|US8329834||Dec 11, 2012||Chevron Phillips Chemical Company Lp||Dual metallocene catalyst systems for decreasing melt index and increasing polymer production rates|
|US8450436||May 28, 2013||Chevron Phillips Chemical Company Lp||Dual metallocene catalyst systems for decreasing melt index and increasing polymer production rates|
|US8501654||Jun 5, 2012||Aug 6, 2013||Chevron Philips Chemical Company Lp||Use of hydrogen scavenging catalysts to control polymer molecular weight and hydrogen levels in a polymerization reactor|
|US8748546||May 7, 2013||Jun 10, 2014||Chevron Phillips Chemical Company Lp||Dual metallocene catalyst systems for decreasing melt index and increasing polymer production rates|
|US8835588||Jun 26, 2013||Sep 16, 2014||Chevron Phillips Chemical Company Lp||Use of hydrogen scavenging catalysts to control polymer molecular weight and hydrogen levels in a polymerization reactor|

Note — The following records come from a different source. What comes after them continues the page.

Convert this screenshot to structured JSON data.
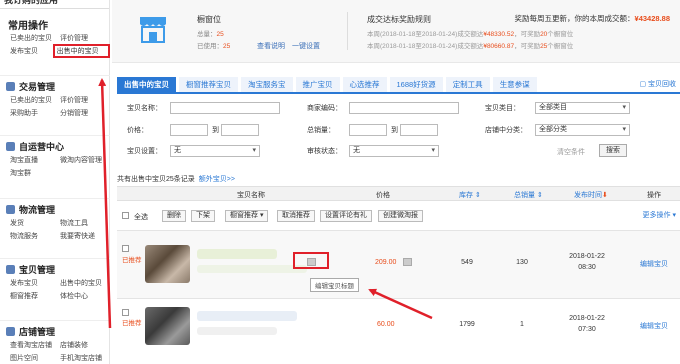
{
  "sidebar": {
    "top_title": "我订购的应用",
    "common": {
      "title": "常用操作",
      "rows": [
        [
          "已卖出的宝贝",
          "评价管理"
        ],
        [
          "发布宝贝",
          "出售中的宝贝"
        ]
      ]
    },
    "sections": [
      {
        "title": "交易管理",
        "rows": [
          [
            "已卖出的宝贝",
            "评价管理"
          ],
          [
            "采购助手",
            "分销管理"
          ]
        ]
      },
      {
        "title": "自运营中心",
        "rows": [
          [
            "淘宝直播",
            "微淘内容管理"
          ],
          [
            "淘宝群",
            ""
          ]
        ]
      },
      {
        "title": "物流管理",
        "rows": [
          [
            "发货",
            "物流工具"
          ],
          [
            "物流服务",
            "我要寄快递"
          ]
        ]
      },
      {
        "title": "宝贝管理",
        "rows": [
          [
            "发布宝贝",
            "出售中的宝贝"
          ],
          [
            "橱窗推荐",
            "体检中心"
          ]
        ]
      },
      {
        "title": "店铺管理",
        "rows": [
          [
            "查看淘宝店铺",
            "店铺装修"
          ],
          [
            "图片空间",
            "手机淘宝店铺"
          ]
        ]
      }
    ]
  },
  "topcard": {
    "title": "橱窗位",
    "total_label": "总量：",
    "total_value": "25",
    "used_label": "已使用：",
    "used_value": "25",
    "link_view": "查看说明",
    "link_setting": "一键设置",
    "rule_title": "成交达标奖励规则",
    "week1": "本周(2018-01-18至2018-01-24)成交额达",
    "week1_amount": "¥48330.52",
    "week1_tail": "，可奖励",
    "week1_num": "20",
    "week1_end": "个橱窗位",
    "week2": "本周(2018-01-18至2018-01-24)成交额达",
    "week2_amount": "¥80660.87",
    "week2_tail": "，可奖励",
    "week2_num": "25",
    "week2_end": "个橱窗位",
    "reward_label": "奖励每周五更新，你的本周成交额：",
    "reward_value": "¥43428.88"
  },
  "tabs": [
    "出售中的宝贝",
    "橱窗推荐宝贝",
    "淘宝服务宝",
    "推广宝贝",
    "心选推荐",
    "1688好货源",
    "定制工具",
    "生意参谋"
  ],
  "tab_back": "宝贝回收",
  "filters": {
    "name_label": "宝贝名称：",
    "code_label": "商家编码：",
    "cat_label": "宝贝类目：",
    "cat_value": "全部类目",
    "price_label": "价格：",
    "to": "到",
    "sales_label": "总销量：",
    "shopcat_label": "店铺中分类：",
    "shopcat_value": "全部分类",
    "setting_label": "宝贝设置：",
    "setting_value": "无",
    "audit_label": "审核状态：",
    "audit_value": "无",
    "clear": "清空条件",
    "search": "搜索"
  },
  "summary": {
    "text": "共有出售中宝贝25条记录",
    "link": "额外宝贝>>"
  },
  "table": {
    "headers": [
      "宝贝名称",
      "价格",
      "库存",
      "总销量",
      "发布时间",
      "操作"
    ],
    "batch": {
      "select_all": "全选",
      "delete": "删除",
      "off": "下架",
      "recommend": "橱窗推荐",
      "cancel_rec": "取消推荐",
      "set_review": "设置评论有礼",
      "create_rec": "创建微淘报",
      "more": "更多操作"
    },
    "rows": [
      {
        "rec": "已推荐",
        "price": "209.00",
        "stock": "549",
        "sales": "130",
        "date": "2018-01-22",
        "time": "08:30",
        "edit": "编辑宝贝"
      },
      {
        "rec": "已推荐",
        "price": "60.00",
        "stock": "1799",
        "sales": "1",
        "date": "2018-01-22",
        "time": "07:30",
        "edit": "编辑宝贝"
      }
    ],
    "tooltip": "编辑宝贝标题"
  }
}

|US8946362||May 13, 2009||Feb 3, 2015||Lg Chem, Ltd.||Process for preparation of olefin polymers|
|CN101541839B||Nov 15, 2007||Dec 12, 2012||Lg化学株式会社||Supported catalysts for olefin polymerization using transition metal compound having phenylene-bridge, method for preparing the same, and method for preparing polyolefin using the same|
|CN101580559B||May 14, 2009||Feb 6, 2013||Lg化学株式会社||Preparation method of olefin polymers|
|WO2002060957A2 *||Nov 16, 2001||Aug 8, 2002||Exxonmobil Chem Patents Inc||Catalysts with at least two transition metal compounds and polymerization processes using them|
|U.S. Classification||502/113, 502/116, 502/152, 502/103, 502/120, 526/114, 502/117, 502/125, 502/115|
|International Classification||C08F4/6192, C08F4/646, C08F210/16, B01J31/26, C08F4/619, B01J31/32, B01J31/22, C08F10/00, C08F4/658, B01J37/02|
|Cooperative Classification||B01J2531/48, B01J37/0203, B01J31/143, B01J31/2295, C08F4/61927, C08F4/61912, C08F210/16, B01J31/38, B01J21/08, B01J31/0212, B01J31/1616, C08F10/00|
|European Classification||C08F10/00, B01J31/22D6, B01J37/02B2, B01J31/16C, B01J31/14B, B01J31/38|
|Jun 22, 1998||AS||Assignment|
Owner name: MOBIL OIL CORPORATION, VIRGINIA
Free format text: ASSIGNMENT OF ASSIGNORS INTEREST;ASSIGNORS:HSIEH, JOHN TAI-TUNG;SCHREGENBERGER, SANDRA D.;REEL/FRAME:009275/0192
Effective date: 19980617
|Oct 2, 2003||REMI||Maintenance fee reminder mailed|
|Mar 15, 2004||LAPS||Lapse for failure to pay maintenance fees|
|May 11, 2004||FP||Expired due to failure to pay maintenance fee|
Effective date: 20040314